:: TO DO ::
Retype the records exactly.
[[ DATA, beginning ]]
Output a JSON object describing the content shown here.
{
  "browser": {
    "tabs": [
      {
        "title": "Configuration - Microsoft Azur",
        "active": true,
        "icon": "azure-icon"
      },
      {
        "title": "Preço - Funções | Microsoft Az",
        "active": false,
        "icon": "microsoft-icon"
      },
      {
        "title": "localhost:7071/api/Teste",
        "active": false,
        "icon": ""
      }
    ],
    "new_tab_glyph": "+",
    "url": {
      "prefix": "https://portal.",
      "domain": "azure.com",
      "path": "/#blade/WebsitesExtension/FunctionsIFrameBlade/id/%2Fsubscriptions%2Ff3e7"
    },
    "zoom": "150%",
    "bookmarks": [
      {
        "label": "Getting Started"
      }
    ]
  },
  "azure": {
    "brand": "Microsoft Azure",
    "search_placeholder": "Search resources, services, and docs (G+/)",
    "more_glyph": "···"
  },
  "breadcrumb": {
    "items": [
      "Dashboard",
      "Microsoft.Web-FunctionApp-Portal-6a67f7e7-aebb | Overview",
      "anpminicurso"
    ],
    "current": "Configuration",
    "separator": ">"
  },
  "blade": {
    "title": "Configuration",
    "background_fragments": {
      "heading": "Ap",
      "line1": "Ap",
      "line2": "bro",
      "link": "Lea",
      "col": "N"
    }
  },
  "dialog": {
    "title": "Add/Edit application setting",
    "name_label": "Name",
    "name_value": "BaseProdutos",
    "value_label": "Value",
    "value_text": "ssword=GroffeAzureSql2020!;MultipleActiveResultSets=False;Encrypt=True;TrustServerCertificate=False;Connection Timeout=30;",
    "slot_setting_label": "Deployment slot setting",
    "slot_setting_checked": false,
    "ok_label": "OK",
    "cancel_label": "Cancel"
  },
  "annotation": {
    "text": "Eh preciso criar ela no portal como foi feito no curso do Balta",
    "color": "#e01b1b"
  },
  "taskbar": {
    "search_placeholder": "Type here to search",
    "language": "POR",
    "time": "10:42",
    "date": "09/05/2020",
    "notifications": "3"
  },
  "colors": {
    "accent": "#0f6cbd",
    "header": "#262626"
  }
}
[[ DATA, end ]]
:: WRITTEN ANSWER ::
Output a JSON object describing the content shown here.
{
  "browser": {
    "tabs": [
      {
        "title": "Configuration - Microsoft Azur",
        "active": true,
        "icon": "azure-icon"
      },
      {
        "title": "Preço - Funções | Microsoft Az",
        "active": false,
        "icon": "microsoft-icon"
      },
      {
        "title": "localhost:7071/api/Teste",
        "active": false,
        "icon": ""
      }
    ],
    "new_tab_glyph": "+",
    "url": {
      "prefix": "https://portal.",
      "domain": "azure.com",
      "path": "/#blade/WebsitesExtension/FunctionsIFrameBlade/id/%2Fsubscriptions%2Ff3e7"
    },
    "zoom": "150%",
    "bookmarks": [
      {
        "label": "Getting Started"
      }
    ]
  },
  "azure": {
    "brand": "Microsoft Azure",
    "search_placeholder": "Search resources, services, and docs (G+/)",
    "more_glyph": "···"
  },
  "breadcrumb": {
    "items": [
      "Dashboard",
      "Microsoft.Web-FunctionApp-Portal-6a67f7e7-aebb | Overview",
      "anpminicurso"
    ],
    "current": "Configuration",
    "separator": ">"
  },
  "blade": {
    "title": "Configuration",
    "background_fragments": {
      "heading": "Ap",
      "line1": "Ap",
      "line2": "bro",
      "link": "Lea",
      "col": "N"
    }
  },
  "dialog": {
    "title": "Add/Edit application setting",
    "name_label": "Name",
    "name_value": "BaseProdutos",
    "value_label": "Value",
    "value_text": "ssword=GroffeAzureSql2020!;MultipleActiveResultSets=False;Encrypt=True;TrustServerCertificate=False;Connection Timeout=30;",
    "slot_setting_label": "Deployment slot setting",
    "slot_setting_checked": false,
    "ok_label": "OK",
    "cancel_label": "Cancel"
  },
  "annotation": {
    "text": "Eh preciso criar ela no portal como foi feito no curso do Balta",
    "color": "#e01b1b"
  },
  "taskbar": {
    "search_placeholder": "Type here to search",
    "language": "POR",
    "time": "10:42",
    "date": "09/05/2020",
    "notifications": "3"
  },
  "colors": {
    "accent": "#0f6cbd",
    "header": "#262626"
  }
}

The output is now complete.